Saved data entries –
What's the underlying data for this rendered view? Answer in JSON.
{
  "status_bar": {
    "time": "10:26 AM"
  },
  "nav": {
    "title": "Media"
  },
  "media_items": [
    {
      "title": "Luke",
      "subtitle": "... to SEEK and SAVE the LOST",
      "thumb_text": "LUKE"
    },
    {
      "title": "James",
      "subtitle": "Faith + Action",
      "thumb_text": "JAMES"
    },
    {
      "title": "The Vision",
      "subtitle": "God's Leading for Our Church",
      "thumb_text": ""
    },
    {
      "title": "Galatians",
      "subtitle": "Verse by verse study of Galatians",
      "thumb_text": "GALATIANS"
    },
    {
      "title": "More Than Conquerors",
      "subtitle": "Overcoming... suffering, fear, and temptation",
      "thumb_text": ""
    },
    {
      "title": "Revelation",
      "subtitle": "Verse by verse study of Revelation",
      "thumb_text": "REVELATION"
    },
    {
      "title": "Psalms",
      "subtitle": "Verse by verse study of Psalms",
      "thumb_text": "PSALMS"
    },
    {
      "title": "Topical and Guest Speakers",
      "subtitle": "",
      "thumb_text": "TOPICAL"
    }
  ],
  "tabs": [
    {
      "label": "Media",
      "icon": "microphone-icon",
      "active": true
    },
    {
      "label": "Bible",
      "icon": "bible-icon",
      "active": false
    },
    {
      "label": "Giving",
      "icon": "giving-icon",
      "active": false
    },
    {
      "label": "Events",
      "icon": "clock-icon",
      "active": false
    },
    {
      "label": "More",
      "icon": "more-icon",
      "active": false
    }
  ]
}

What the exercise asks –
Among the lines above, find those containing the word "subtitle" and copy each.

Reply –
      "subtitle": "... to SEEK and SAVE the LOST",
      "subtitle": "Faith + Action",
      "subtitle": "God's Leading for Our Church",
      "subtitle": "Verse by verse study of Galatians",
      "subtitle": "Overcoming... suffering, fear, and temptation",
      "subtitle": "Verse by verse study of Revelation",
      "subtitle": "Verse by verse study of Psalms",
      "subtitle": "",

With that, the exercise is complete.